"Whenever a baby just starts crying for no reason I'm like 'I get it. Totally on the same page, homie.'" That tweet by best-selling author, Caprice Crane, is exactly what I have been contemplating since I watched the doting-daddy video sweeping social media.
My favorite thing about A Second a Day from Birth is that the daddy did not only include the most perfect, peaceful baby shots of his son Indigo's first year. He did not shy away from the screaming fits and crankiness in the snapshot videos that comprise the string of 365 moments. I related to those ill-tempered cries, and thank Indigo and all babies for just saying it like it is. We all have that shrieking baby inside.
The difference for us adults, is our bad moods stick. You know Indigo's irritability doesn't hang on for long.
If I did a string of daily videos of myself -- or some fly on the wall with a camera did -- I would come off not unlike this baby. The joyous bubble baths would look pretty much the same. My moods though, would be slightly disguised, mutating due to their suppression into frustrations, ugly scowls and a short temper.
On the TV show "The Biggest Loser," before the contestants start losing weight they shoot a video of their heavy selves speaking to their future transformed skinny selves. My before video self would say, "Beware of what you might find out about yourself, my friend. Live carefully." And I imagine I would be thrown into a spiritual crisis as I watched the completed video at the year's end.
It is so hard to lose sight of life being just a string of moments, when we are busy worrying about the future or consumed by the past. I think my spiritual crisis after viewing my "year in the life" video would bring up the following questions:
- What can I do differently this year?
- Can I take care of myself better -- emotionally and physically?
- Can I let the angry feelings wash over me a little easier?
- Can I let go of the anxiety a little faster?
- Can I laugh from my toes, smile more openly?
- Can I meditate more?
- Can I spend more time loving?
Bottom line query: can I do all of this so that when I am captured for a second each day by the fly-on-the-wall videographer I am proud of who I am in life?
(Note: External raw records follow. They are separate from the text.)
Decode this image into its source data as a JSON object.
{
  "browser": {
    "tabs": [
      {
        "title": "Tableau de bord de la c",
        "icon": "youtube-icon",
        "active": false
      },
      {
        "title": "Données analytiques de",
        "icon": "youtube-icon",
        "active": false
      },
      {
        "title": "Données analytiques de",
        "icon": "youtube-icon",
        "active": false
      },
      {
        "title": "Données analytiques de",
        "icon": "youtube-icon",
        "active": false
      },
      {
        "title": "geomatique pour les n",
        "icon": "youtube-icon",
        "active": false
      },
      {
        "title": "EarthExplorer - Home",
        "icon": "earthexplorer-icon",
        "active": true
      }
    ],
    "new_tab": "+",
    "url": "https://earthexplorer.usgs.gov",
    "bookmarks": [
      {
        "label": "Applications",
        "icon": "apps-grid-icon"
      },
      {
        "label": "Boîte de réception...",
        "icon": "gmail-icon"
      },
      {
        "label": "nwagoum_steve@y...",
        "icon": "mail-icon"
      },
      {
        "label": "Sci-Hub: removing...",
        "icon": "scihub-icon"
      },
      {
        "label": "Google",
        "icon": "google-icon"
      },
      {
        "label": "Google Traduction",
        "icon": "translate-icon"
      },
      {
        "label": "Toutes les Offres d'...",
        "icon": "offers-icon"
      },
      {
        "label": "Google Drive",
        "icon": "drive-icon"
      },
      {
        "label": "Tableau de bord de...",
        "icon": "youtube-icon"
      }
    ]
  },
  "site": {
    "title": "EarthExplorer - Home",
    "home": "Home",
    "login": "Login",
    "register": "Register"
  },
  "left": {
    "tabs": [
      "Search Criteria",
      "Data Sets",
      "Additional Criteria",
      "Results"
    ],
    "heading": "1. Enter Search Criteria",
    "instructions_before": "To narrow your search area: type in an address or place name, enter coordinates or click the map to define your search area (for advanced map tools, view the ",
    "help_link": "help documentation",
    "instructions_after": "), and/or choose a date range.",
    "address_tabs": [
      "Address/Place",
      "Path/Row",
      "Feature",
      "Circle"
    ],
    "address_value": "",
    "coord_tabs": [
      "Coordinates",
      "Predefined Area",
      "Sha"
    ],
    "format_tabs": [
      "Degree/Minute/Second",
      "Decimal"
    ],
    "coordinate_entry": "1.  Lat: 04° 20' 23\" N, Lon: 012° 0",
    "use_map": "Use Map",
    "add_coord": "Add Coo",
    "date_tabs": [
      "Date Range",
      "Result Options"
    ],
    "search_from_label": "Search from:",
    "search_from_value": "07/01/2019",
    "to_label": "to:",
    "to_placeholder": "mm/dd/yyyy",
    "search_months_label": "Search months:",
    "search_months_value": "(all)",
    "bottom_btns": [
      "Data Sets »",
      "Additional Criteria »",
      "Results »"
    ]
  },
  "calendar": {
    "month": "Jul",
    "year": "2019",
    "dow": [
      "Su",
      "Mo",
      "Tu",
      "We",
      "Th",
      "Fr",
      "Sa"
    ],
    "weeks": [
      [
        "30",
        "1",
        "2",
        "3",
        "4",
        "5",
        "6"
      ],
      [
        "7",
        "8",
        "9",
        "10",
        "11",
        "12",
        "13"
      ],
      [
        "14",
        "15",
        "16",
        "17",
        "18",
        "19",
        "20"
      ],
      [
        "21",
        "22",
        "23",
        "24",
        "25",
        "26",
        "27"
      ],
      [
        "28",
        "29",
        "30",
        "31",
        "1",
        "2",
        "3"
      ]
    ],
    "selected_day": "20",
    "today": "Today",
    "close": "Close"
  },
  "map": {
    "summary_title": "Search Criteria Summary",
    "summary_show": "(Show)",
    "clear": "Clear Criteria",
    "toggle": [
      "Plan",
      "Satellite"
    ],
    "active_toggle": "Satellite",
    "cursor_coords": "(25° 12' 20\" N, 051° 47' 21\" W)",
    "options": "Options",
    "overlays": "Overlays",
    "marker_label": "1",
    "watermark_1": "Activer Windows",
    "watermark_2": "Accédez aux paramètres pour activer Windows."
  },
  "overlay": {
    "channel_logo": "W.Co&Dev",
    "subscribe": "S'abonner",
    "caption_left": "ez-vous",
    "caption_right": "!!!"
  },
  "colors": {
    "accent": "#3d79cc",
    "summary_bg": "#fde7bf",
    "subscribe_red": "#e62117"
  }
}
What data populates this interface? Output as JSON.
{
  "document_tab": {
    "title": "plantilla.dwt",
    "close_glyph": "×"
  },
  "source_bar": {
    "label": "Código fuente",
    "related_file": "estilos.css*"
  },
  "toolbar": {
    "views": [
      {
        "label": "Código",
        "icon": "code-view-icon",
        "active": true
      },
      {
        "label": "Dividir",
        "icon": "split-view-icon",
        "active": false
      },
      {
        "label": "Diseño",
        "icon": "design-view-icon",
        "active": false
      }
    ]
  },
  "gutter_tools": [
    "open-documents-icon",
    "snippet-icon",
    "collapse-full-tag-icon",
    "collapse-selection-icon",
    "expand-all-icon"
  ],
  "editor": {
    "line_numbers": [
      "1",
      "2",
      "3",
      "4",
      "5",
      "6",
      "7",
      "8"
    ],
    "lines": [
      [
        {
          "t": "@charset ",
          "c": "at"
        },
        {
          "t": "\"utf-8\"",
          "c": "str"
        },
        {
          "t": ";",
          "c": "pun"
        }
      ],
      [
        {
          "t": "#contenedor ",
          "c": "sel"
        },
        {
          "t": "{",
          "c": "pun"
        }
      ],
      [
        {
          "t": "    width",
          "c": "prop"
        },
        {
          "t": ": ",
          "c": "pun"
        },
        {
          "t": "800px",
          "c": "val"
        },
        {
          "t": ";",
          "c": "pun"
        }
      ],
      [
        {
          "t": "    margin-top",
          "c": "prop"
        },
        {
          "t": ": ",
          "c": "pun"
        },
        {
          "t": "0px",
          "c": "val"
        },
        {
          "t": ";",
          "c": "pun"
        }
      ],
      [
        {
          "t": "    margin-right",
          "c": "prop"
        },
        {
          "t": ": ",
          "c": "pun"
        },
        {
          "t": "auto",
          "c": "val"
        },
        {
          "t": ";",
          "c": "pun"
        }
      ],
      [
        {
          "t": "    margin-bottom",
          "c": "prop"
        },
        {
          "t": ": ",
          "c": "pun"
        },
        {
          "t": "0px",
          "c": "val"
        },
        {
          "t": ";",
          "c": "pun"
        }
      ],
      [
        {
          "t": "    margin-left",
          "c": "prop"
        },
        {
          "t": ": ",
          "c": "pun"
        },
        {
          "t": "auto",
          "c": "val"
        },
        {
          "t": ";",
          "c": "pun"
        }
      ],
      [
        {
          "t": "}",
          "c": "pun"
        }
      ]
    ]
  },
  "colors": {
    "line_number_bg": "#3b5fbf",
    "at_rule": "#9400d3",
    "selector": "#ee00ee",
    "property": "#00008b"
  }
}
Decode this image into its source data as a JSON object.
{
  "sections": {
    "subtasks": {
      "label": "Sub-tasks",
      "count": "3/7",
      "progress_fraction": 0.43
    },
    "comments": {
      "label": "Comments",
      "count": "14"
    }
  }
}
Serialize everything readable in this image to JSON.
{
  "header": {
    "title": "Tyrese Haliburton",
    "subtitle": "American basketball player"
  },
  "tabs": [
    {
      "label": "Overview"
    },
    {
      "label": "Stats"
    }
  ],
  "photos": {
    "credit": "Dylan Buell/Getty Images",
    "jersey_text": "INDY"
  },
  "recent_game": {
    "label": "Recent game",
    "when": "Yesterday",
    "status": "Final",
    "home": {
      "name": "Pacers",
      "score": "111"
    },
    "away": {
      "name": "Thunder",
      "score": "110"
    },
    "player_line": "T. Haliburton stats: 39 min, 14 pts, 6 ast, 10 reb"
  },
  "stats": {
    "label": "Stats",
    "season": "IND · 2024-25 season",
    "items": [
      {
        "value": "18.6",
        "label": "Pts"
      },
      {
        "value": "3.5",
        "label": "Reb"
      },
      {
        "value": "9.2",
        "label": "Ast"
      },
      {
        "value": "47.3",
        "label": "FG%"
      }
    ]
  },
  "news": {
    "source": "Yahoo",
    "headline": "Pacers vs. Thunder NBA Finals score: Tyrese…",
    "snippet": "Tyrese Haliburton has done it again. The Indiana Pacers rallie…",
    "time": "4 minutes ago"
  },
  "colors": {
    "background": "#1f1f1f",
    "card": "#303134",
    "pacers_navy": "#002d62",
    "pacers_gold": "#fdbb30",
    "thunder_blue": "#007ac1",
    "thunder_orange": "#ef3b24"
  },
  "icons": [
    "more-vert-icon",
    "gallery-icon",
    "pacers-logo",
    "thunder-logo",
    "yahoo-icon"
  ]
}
I'd much prefer to look like a little Buddha, unattached to the ups and downs of life, with easy access to bliss, and overall at peace.
I know that the true magic of this video lies in the baby's transformation from a shriveled newborn into the makings of a little man. But I'm going to let Indigo inspire me to keep my head on straight and let the emotions move through me like they do for all the Indigos of the world, so I can have a looser grip on negativity and an easier slip into joy and peace.
For more by Bridget Fonger, click here.
For more on happiness, click here.
HuffPost Parents offers a daily dose of personal stories, helpful advice and comedic takes on what it’s like to raise kids today. Learn more